Expectations…according to the Encarta Dictionary that comes with Microsoft Word, are:
1. Anticipation of something happening
2. Notion of something (mental image)
3. Expected standard
We all have expectations. One is of how people should behave in different situations such as at work, in social settings or at home. The expectation of work behavior can also change based on the industry or profession. Hearing swear words on a construction site may not surprise us at all. However hearing the same words spoken in an office may cause us to raise an eyebrow. Some homes do not allow alcohol consumption, in others it is an everyday, commonplace activity.
Another expectation is what the outcome should be from a series of events such as graduating from high school or college. Or working for one company for many years and moving up the corporate ladder.

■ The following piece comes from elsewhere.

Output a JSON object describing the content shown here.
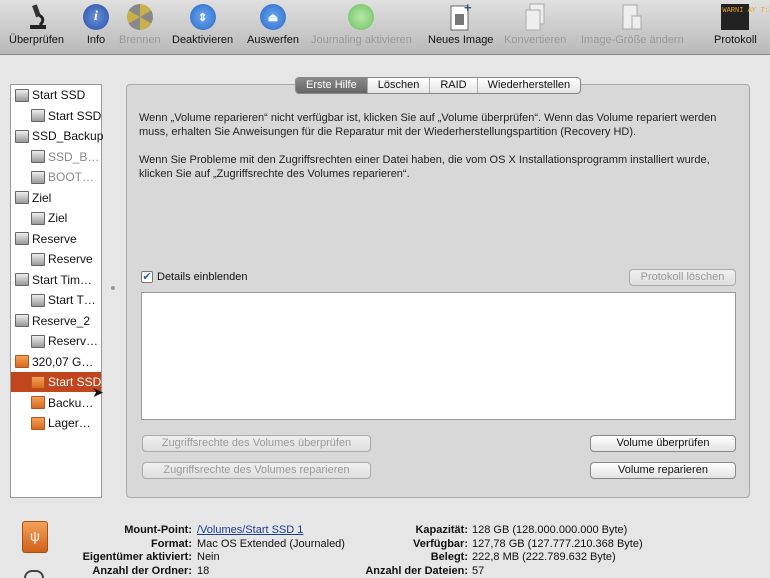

Finally we have expectations of what something should look like. We create a scenario in our head and are disappointed if reality doesn’t match our mental image. This mental image may be based on facts, or it may be based on hopes and dreams. In either case we create expectations based on the image we’ve created.
So what has all of this to do with Customer Service? Everything!
As business people / customer service representatives it is important for us to understand our customers’ expectations. Why are they coming into ‘my’ store? What need do they have that I can fill for them? What is the basis for the complaint they are filing? Is it real (such as a blender that doesn’t blend), or is it based on faulty expectations of the product, such as I can use ‘this’ blender as a food processor?
Mis-understanding expectations happens all the time. And sometimes it is not the business’s fault at all, but it is the fault of the consumer. We expect all blenders to work as food processors because we had one years ago that did. Or we expect all businesses in the same field to work the same hours or have the same policies.
I keep running into this one because I bank with two different banks. Recently I was catching up with my bookkeeping on a Sunday. One of my banks had bankers available in the call center to answer customer questions. The other didn’t. I got angry at the bank that didn’t. Problem is that I have used this bank for about 10 years and have tried to reach their call center on other Sundays. I KNOW that they aren’t open on Sundays – but I got angry just same. In all honesty most of that anger was frustration at myself for getting angry over something that I already knew. Vicious circle… But it happens all too often. And when we’re not honest with ourselves we blame the business.
So what can we do? Well when I did call my not-open-on-Sunday bank on Monday, I politely
told them that I would really appreciate it if they were open on Sunday and pointed out to them that one of their major competitors was. I also mentioned that I felt pretty sure that I wasn’t the only small business person who played catch-up on Sunday doing some of the more mundane chores of running a business such as the accounting.
Will my comments be heard? I don’t know. I’ve had this conversation with them on other occasions and they still aren’t open on Sunday. Maybe I am the only business person who does accounting on Sundays???
But what is important here is that I manage my expectations. As a consumer I need to educate myself about policies (hours of operations) and procedures (how long I have to make a return) of the companies I do business with on a regular basis. So long as they are doing everything right by posting their hours in visible locations and clearly stating what their return policy is – then I have no cause to get angry at them (or myself) over something like their being closed on Sunday.
Actually there is a part of me that thinks all businesses should be closed on Sunday and holidays. But that is a discussion for another time
And for the businesses? It is important for the business to walk a mile in our customers’ shoes. So that we can anticipate customer expectations and not just meet them, but exceed them. This includes simple things such as clearly posting, in easy to see and read the basic information that customers want and need. Don’t just say everything is on the website. Basic info such as store hours needs to be clearly posted for all to see.
But then think about the little things. Those ‘needs’ that the customer has for coming to us, rather than our competitor. What can we do to fulfill those needs? Often times it is as simple as being welcoming and helpful – without being pushy. Or having fresh flowers on the counter for all to enjoy. Or finding that hard-to-find product / color / size that our client is looking for. It is letting each person who enters our door (be it brick and motor or virtual) that they are special, appreciated and valued.
If you aren’t sure what your customers’ expectations are? Ask them. And be prepared to take action on their responses.
Please share your thoughts below.